Unsupported John-O'Groats to Lands End
A member of 849 Naval Air Squadron who works on the Sea King Mk 7 Full Mission Simulator at Royal Naval Air Station Culdrose has finished Britain’s longest cycle route in an amazing 11 days, unsupported.
Tony Wysocki completed his challenge from Britain’s Northern edge at John O’ Groats to Lands End in Cornwall with only his bike for company and strong motivation to raise as much money as possible for the Marie Curie Cancer Care Charity. Who had supported Tony’s family during his mum’s battle against cancer in 2012. “It’s always been my ambition to ride ‘End to End’”, said Tony. “I’d started planning about 18 month ago, researching other un-supported efforts; I felt it achievable with the plenty of preparation. The right equipment was going to be important and knowing my limitations in terms of distances each day would be crucial.”
“I wanted to cover Scotland in four to five days so planned to make the first part of the journey high mileage; then tapper off the miles in order to give myself less distance each day.

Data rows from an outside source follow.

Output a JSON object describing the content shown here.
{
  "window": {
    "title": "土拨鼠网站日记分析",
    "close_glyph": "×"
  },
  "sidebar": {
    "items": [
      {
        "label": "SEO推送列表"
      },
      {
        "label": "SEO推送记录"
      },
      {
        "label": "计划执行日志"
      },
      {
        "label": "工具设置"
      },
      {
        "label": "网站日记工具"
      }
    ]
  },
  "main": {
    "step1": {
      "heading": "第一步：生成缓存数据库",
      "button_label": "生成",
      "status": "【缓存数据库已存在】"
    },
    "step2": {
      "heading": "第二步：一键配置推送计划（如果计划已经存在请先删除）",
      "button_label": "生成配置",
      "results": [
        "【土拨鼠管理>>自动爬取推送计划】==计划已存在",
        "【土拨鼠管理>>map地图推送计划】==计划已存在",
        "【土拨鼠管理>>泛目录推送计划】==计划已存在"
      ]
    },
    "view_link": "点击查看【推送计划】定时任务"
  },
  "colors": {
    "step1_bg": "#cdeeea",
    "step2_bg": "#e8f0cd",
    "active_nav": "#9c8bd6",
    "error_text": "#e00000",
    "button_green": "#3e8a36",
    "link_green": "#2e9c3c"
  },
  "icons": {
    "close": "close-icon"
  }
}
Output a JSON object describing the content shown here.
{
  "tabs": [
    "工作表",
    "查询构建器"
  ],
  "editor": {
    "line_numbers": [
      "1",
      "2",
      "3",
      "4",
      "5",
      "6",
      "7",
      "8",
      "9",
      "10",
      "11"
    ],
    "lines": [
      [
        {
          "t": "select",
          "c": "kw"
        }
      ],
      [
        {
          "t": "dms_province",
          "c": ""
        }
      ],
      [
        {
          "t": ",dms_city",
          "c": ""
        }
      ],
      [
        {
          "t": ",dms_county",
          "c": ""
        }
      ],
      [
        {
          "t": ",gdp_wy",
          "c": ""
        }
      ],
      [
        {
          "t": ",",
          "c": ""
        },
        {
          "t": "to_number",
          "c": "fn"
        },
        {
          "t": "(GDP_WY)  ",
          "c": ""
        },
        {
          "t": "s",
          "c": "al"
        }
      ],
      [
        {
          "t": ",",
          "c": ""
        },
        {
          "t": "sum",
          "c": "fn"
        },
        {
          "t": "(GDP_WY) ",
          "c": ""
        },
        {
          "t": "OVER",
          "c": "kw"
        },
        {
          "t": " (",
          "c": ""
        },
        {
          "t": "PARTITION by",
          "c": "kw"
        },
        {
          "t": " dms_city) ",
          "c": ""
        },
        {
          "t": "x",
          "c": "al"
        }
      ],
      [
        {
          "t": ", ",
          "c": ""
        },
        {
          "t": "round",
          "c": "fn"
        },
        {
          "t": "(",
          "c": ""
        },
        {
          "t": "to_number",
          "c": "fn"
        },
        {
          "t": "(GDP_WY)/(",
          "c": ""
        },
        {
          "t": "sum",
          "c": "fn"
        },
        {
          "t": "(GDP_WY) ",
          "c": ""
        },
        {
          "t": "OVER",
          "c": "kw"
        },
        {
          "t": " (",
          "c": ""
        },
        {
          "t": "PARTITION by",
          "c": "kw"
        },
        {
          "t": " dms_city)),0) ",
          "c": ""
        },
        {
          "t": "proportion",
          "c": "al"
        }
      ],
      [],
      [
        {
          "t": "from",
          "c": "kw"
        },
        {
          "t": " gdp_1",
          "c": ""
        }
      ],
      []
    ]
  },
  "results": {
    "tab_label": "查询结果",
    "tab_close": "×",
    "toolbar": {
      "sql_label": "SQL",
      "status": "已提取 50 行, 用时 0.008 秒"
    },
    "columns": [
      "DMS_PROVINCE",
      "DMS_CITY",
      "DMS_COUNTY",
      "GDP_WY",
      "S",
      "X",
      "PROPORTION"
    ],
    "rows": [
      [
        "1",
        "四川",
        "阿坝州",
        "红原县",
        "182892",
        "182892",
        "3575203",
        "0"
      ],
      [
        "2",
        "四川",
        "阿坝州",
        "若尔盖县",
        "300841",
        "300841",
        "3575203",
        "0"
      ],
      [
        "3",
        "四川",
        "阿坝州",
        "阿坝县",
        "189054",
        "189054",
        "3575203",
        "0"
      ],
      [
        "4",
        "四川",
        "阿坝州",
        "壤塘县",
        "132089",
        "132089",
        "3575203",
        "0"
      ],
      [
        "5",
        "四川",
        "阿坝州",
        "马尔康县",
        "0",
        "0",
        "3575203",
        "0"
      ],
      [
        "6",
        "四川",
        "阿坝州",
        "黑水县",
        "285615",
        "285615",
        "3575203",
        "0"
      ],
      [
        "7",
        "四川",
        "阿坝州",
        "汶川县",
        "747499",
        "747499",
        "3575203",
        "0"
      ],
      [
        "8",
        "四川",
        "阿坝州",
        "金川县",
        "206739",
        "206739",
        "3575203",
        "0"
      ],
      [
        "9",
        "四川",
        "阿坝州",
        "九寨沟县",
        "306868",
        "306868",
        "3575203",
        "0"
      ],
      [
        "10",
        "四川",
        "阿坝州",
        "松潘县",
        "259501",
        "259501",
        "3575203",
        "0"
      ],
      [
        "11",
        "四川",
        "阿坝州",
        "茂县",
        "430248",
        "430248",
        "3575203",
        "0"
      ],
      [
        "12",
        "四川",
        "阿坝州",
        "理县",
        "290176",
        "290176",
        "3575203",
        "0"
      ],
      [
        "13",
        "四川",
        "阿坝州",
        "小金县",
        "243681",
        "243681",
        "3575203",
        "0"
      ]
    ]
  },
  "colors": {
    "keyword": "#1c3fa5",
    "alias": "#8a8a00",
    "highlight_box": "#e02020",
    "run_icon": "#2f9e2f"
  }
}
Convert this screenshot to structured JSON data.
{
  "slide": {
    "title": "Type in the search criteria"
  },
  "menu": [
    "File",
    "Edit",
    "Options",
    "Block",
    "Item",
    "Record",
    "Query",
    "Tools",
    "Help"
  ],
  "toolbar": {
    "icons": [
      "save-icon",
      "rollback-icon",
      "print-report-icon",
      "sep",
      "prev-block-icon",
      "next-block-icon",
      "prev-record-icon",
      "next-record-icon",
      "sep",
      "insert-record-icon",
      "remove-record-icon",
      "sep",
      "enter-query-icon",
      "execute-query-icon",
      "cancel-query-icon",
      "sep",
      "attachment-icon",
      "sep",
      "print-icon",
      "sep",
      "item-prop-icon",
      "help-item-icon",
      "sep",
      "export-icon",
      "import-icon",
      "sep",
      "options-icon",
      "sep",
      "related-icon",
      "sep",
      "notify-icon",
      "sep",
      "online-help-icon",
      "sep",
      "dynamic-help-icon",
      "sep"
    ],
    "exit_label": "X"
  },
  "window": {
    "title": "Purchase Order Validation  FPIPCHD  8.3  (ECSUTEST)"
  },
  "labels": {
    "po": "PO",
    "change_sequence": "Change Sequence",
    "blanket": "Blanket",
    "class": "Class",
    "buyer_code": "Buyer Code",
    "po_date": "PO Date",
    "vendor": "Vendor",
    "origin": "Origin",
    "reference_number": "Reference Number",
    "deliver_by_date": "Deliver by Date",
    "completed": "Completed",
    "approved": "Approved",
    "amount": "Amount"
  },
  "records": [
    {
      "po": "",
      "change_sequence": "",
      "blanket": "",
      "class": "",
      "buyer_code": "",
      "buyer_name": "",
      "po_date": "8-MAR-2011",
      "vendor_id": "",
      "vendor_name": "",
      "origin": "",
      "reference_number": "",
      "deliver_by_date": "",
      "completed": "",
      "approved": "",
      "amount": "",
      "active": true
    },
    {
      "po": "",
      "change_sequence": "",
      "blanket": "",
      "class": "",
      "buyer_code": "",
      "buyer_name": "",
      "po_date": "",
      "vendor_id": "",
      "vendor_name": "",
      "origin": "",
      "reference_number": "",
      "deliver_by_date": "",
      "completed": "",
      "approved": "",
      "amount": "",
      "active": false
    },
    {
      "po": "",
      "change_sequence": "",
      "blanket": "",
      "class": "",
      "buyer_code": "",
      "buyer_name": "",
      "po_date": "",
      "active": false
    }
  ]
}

Starting at John O’Groats was pretty bleak; I didn’t see any vehicles pass me for the first 20 miles.” Tony continued across the Highlands through spectacular scenery down the Great Glen and Loch Ness in fine weather, before pushing onto Glencoe and along Loch Lomond. But his solo cycling trek was not all plain sailing.
“By day four I was between Paisley to Dumfries. I’d been in the saddle for over eight hours and was quite fatigued and finding it hard to concentrate. I’d decided to use a cycle path about a mile from that days target as the traffic was quite heavy. As I entered the trackway I noticed a lot of mud ahead which I tried to avoid. But as I turned my wheel, it gave way and I flew over the handle bars with force ending up flat on my face. The gear cable snapped and I injured my right elbow and knees, ripping a large hole in my jacket. I struggled the final mile stuck on only one gear, but managed to find a shop that repaired my bike within half an hour. It had been a very long, wet and very uncomfortable day.
Tony’s journey south continued as he rode on through the Lake District which was equally scenic, but he found suburban middle England built up with monotonous towns and cities. In Shropshire he was joined by his nephew Dougie Bruce for about 40 miles near Telford; a very welcome riding partner for half a day. Then the Westcountry loomed; and Devon presenting the toughest part of his adventure in terms of hills, climbs and pretty poor weather.
“As I neared the finish the weather began to deteriorate dramatically. By day 10 I started to recognise a lot more countryside. The forecast was for high winds and rain, then passing Launceston the full force of a storm front hit me. To get past this leg quickly I decided to take a direct route on the A30. Bad choice! After cycling 500 metres trying to push through horizontal winds of over 30 kts and heavy traffic I was defeated and had to walk back off the main road, dejected.
I set off again using my GPS which was having a day off. I ended up down several country roads leading nowhere. This was probably my lowest point of the trip both mentally and physically. I was at one stage on the outskirts of Liskeard; 15 miles away from my route before finally reaching Bodmin for the last night.”
Tony’s final day in the saddle was not as lonely as many before. He was joined by Andy Hodge who works with him in the Sea King Mission simulator. “We’d planned to arrive at Lands End by mid afternoon where I knew my family were waiting. We arrived on time and with fine weather, where hundreds of tourists were treated to a surprise flypast by an Mk 7 Sea King. It was such a great relief to finish but quite sad it had ended.”
The Challenge had taken Tony 11 days, covered 871 miles with a total climb of over 47,167 feet. Not a single puncture, only a broken gear cable to contend with, got through a tub of Sudocream and consumed 40 Snicker bars.
“I had a great sense of achievement knowing I’d raised over £1400 for the Marie Curie Cancer Care Charity and very privileged to get such a warm welcome by family, friends and work colleagues. If I’d the time I would have loved to take longer on the ride and see some of the amazing places and sights in the UK which I passed. It was a fantastic experience but mentally harder then I’d expected.”